by Debbie Hatke, MA, SPHR
I recently read a great article that talked about social media being here to stay and that it’s not really necessary to make a distinction when talking about “social media” versus online activity in general – since everything we do online is essentially “social”. It’s true, any thought that social media was a “fad” and would die a quick death has been recently forgotten. Social networking and using social sites to connect with others globally is as ingrained into our normal daily activities as picking up a phone or getting an email. So now what?
While the revolution may be over, the evolution continues. Social media is constantly growing, increasing in membership and reinventing itself. It’s embedded itself in all things we do, business or otherwise. And although not a “new” medium by any definition, there are varying degrees to which people understand and use these tools. Attend any social media class and you will find experts, average users and late adopters all in the same room. The nature of social media is such that there is always something new to learn, regardless of how experienced you are.
So what’s an HR professional to do now that it’s apparent we must somehow use social media to move our businesses forward? To make things simple, let’s focus on Linked In, but you could actually substitute your social media of choice (FaceBook, Twitter, Google+, etc.) for most of this conversation.
LinkedIn is by far the most recognized and respected social media tool related to business – and is the oldest of all the recognized social network sites. There are over 150 million users worldwide (58.5 million from the US alone) that generate over 300,000,000 hits per month. LinkedIn users grew by about 45% over the last year with the 18-24 year age group growing the most significantly. The most prolific users are men (representing 57% of all users) and those between the ages of 25-54 (67% of all users). College graduates account for 49% of LinkedIn users with another 23% having graduate degrees. Members from the U.S. comprise 40% of all LinkedIn users.

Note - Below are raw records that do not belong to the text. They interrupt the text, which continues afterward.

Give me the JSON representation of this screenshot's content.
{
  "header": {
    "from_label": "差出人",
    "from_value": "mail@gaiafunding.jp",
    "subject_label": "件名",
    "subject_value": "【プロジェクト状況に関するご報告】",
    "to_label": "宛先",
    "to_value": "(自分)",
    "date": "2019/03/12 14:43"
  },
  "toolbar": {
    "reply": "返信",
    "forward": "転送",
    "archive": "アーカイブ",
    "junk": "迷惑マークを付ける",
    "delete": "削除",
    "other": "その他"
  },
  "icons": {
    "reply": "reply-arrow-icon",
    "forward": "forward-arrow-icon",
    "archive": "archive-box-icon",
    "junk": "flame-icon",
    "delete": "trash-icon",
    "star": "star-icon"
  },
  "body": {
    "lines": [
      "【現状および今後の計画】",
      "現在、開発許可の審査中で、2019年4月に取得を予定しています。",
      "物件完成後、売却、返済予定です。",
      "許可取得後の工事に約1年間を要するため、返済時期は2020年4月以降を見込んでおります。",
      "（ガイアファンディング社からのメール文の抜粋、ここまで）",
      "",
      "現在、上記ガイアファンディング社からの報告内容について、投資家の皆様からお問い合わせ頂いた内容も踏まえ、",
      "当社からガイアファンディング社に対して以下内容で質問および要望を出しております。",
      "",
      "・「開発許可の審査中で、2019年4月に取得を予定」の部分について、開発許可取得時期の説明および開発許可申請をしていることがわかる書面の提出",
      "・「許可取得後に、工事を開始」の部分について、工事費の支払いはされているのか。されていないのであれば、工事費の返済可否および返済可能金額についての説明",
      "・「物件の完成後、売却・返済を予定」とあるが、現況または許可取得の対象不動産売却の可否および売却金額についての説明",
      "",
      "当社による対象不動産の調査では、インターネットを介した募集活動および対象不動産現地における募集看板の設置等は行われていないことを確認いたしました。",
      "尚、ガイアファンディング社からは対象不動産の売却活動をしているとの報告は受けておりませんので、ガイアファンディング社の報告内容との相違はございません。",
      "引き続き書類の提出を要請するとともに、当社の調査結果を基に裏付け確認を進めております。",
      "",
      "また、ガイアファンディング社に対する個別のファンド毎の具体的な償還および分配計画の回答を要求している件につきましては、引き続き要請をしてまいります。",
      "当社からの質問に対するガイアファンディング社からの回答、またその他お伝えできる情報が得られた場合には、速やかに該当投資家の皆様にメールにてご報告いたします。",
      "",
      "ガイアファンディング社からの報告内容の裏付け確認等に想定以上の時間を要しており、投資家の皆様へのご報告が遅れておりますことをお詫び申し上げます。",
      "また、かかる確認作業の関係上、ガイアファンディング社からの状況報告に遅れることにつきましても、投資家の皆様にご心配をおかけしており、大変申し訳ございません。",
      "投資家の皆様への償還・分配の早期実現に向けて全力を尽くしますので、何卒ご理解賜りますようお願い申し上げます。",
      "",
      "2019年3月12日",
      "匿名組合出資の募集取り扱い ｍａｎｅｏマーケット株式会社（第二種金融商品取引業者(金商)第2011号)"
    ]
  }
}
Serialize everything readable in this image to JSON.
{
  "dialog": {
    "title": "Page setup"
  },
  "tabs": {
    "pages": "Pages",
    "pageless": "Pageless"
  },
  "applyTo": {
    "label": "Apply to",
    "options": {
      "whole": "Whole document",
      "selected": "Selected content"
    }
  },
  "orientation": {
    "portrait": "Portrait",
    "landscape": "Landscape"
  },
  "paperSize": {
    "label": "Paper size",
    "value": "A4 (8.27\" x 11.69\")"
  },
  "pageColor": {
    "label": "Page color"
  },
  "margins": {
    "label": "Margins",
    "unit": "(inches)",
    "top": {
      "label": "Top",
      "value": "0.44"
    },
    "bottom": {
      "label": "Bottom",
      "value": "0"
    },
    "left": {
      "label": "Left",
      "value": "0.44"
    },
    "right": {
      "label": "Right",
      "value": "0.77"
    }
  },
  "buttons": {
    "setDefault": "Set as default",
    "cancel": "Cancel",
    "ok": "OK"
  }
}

The membership statistics are impressive, but what do we do with all this information? It’s one thing to be “linked in”, but it’s another to actually use LinkedIn as a business tool. Give some thought to how you might use LinkedIn to further the needs of your company. LinkedIn is used to source for talent by 75% of fortune 500 companies. They know that 83% of the fully-employed professionals on LinkedIn would consider themselves “passive” candidates and are often open to job opportunities. With this in mind it seems obvious that LinkedIn is a great source of talent for those seeking to fill job openings. But aside from finding recruits (by sourcing for candidates or posting jobs), what else can HR use LinkedIn for:
- Gaining candidate information for use in interviewing (recruitment)
- Obtaining reference information for candidates (background checks)
- Networking with thought leaders to share information (best practices)
- Gauging the health of a particular industry or company (manpower planning)
- Scoping out the competition (competitive intelligence)
- Sharing information about employment brand (visibility and recruitment)
- Creating talent communities via Groups or Company Page (talent pipeline)
- Learning about or advertising online classes or events (training and development)
- Researching anything and everything you need to know (education and development)
- Searching for ideas for your HR blog/newsletter (see Research above)
- Engaging with current employees and alumni (networking)
LinkedIn is a treasure trove of people engaged and willing to interact socially, albeit primarily online. It is a free resource that includes professionals, associated groups, and companies that are available to us with a simple touch of a key and an online connection. The ways in which we can use LinkedIn, and other social networking tools, are limitless and constantly changing and will continue to transform how we interact with and engage others across the globe for some time to come.
Debbie Hatke, MA, SPHR is the Talent Strategy Manager and a Senior Human Resources Management Consultant with Strategic Human Resources, Inc. (www.strategicHRinc.com). If you have questions or comments about this article, you can contact Debbie at Debbie@strategicHRinc.com.
NOTE: the stats available online are a bit sketchy but a decent source of LinkedIn data comes from http://bit.ly/SNSstats.